CDC currently has no plans to develop VISs for Pediarix, Twinrix, Kinrix, Quadracel, or Pentacel. When administering these combination vaccines, use the VISs for all component vaccines. For certain combination vaccines given to children, you can use the multi-vaccine VIS (which includes DTaP, Hib, HepB, polio, and PCV) and check the appropriate box(es), just as you would if you were administering the individual vaccines. If the multi-vaccine VIS is unavailable, you should use the individual vaccine VISs. A VIS was developed for MMRV (ProQuad, by Merck) because of its unique adverse reaction profile.
Not necessarily. Providers do not need to discard their existing printed VIS stocks when nothing but the VIS format has been changed. CDC posts information on its website to alert healthcare providers when the older version of a VIS should not be used. This information is available on CDC’s web section titled “What’s New with VISs”, available at www.cdc.gov/vaccines/hcp/vis/what-is-new.html.
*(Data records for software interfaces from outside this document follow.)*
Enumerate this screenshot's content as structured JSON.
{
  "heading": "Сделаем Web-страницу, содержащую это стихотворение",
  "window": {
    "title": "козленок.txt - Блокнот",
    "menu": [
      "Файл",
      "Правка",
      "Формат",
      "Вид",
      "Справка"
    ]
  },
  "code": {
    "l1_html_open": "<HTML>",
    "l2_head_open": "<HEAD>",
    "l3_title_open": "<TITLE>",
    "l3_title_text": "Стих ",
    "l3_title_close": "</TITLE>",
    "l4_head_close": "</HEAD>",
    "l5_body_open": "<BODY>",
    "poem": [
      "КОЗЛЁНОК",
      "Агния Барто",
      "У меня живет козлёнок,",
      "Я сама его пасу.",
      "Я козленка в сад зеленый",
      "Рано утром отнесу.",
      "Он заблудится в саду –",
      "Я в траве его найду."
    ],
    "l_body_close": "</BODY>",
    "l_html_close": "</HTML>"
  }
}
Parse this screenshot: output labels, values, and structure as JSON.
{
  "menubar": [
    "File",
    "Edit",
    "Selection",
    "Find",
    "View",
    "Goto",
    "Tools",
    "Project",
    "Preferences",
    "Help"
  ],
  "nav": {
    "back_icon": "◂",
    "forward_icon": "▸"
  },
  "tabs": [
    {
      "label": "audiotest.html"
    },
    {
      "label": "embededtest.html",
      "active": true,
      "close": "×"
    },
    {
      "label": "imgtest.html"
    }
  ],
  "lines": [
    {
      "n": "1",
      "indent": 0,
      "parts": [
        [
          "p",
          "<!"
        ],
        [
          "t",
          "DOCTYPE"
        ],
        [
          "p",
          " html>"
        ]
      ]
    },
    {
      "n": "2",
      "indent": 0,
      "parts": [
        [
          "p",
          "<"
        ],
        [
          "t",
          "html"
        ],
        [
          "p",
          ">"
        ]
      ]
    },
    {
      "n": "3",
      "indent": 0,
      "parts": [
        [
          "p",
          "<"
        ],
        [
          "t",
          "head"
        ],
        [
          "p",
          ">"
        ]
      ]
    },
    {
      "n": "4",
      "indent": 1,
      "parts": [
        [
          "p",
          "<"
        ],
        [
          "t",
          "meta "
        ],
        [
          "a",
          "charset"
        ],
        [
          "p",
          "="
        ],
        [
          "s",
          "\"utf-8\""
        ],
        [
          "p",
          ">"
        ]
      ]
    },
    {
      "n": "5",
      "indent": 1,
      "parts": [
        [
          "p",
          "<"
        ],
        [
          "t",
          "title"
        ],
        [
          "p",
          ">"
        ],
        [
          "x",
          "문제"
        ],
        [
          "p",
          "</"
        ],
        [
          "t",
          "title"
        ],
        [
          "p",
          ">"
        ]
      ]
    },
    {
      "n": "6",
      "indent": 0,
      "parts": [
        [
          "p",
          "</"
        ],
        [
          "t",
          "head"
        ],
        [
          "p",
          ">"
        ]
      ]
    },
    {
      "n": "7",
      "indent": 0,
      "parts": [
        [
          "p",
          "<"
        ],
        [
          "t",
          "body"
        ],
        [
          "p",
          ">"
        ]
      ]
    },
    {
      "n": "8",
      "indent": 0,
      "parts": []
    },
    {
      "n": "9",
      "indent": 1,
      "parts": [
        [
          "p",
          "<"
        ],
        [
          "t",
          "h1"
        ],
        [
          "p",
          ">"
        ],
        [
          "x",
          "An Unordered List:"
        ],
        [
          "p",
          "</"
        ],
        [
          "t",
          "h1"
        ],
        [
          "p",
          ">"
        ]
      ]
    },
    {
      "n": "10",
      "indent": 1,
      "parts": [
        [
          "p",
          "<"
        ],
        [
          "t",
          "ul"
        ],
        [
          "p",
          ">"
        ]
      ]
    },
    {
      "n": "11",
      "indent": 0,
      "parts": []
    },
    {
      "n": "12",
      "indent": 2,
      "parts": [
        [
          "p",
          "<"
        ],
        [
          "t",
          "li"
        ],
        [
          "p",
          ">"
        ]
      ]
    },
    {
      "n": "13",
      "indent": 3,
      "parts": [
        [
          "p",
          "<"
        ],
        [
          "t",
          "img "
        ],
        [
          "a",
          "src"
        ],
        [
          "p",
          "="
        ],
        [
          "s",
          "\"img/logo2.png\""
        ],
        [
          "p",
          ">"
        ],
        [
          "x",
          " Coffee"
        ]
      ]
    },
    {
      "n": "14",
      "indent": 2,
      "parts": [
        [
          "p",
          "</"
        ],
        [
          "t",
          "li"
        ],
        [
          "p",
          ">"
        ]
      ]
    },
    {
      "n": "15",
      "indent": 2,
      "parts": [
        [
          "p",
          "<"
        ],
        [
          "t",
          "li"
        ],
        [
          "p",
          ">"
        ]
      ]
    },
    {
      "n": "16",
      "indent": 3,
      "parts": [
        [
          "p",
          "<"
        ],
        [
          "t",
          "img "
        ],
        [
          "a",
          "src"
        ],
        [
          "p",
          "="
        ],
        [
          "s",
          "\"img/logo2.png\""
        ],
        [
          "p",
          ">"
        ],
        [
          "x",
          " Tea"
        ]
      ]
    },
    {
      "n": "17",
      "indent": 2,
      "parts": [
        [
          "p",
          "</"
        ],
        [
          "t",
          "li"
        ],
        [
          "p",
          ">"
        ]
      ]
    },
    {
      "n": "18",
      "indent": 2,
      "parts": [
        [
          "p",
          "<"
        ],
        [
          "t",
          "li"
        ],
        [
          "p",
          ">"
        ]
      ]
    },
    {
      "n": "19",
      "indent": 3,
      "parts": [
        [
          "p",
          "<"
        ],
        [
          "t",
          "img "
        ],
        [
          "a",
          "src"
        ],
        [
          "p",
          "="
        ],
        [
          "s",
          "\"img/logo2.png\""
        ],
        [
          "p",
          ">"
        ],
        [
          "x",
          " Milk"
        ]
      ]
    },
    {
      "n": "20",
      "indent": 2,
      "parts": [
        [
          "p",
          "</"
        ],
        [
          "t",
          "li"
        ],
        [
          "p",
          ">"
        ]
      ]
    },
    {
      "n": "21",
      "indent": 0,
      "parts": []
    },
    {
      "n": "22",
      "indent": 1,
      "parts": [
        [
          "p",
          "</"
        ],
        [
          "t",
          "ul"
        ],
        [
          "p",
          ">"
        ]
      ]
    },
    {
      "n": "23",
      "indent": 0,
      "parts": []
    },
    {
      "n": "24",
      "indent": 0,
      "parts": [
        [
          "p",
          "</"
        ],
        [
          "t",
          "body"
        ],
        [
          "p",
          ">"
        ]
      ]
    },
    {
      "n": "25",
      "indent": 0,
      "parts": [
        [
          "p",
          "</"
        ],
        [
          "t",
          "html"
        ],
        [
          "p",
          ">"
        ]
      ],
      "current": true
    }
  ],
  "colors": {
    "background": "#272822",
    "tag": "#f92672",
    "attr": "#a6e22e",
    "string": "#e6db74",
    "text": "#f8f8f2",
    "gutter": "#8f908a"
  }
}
CDC began adding barcodes to VISs in 2012. The barcode is intended to save time and prevent documentation errors by allowing immunization providers to scan the name and edition date of the VIS, information required to be documented in the permanent record of immunization, into an electronic medical record, immunization information system, or other electronic database. Scanning the barcode instead of manually recording the information is optional but can be helpful.
Using 2D barcodes requires a 2D barcode scanner and software that is programmed to accept and process data contained in the VIS barcodes. Providers may continue to use any VISs without barcodes as long as the VIS content is otherwise the same. For more information about using barcodes, visit www.cdc.gov/vaccines/hcp/vis/barcodes.html.
CDC publishes VISs in English only; all translations have been developed by others. To access all currently available VISs in dozens of languages, go to Immunize.org’s website at www.immunize.org/vis.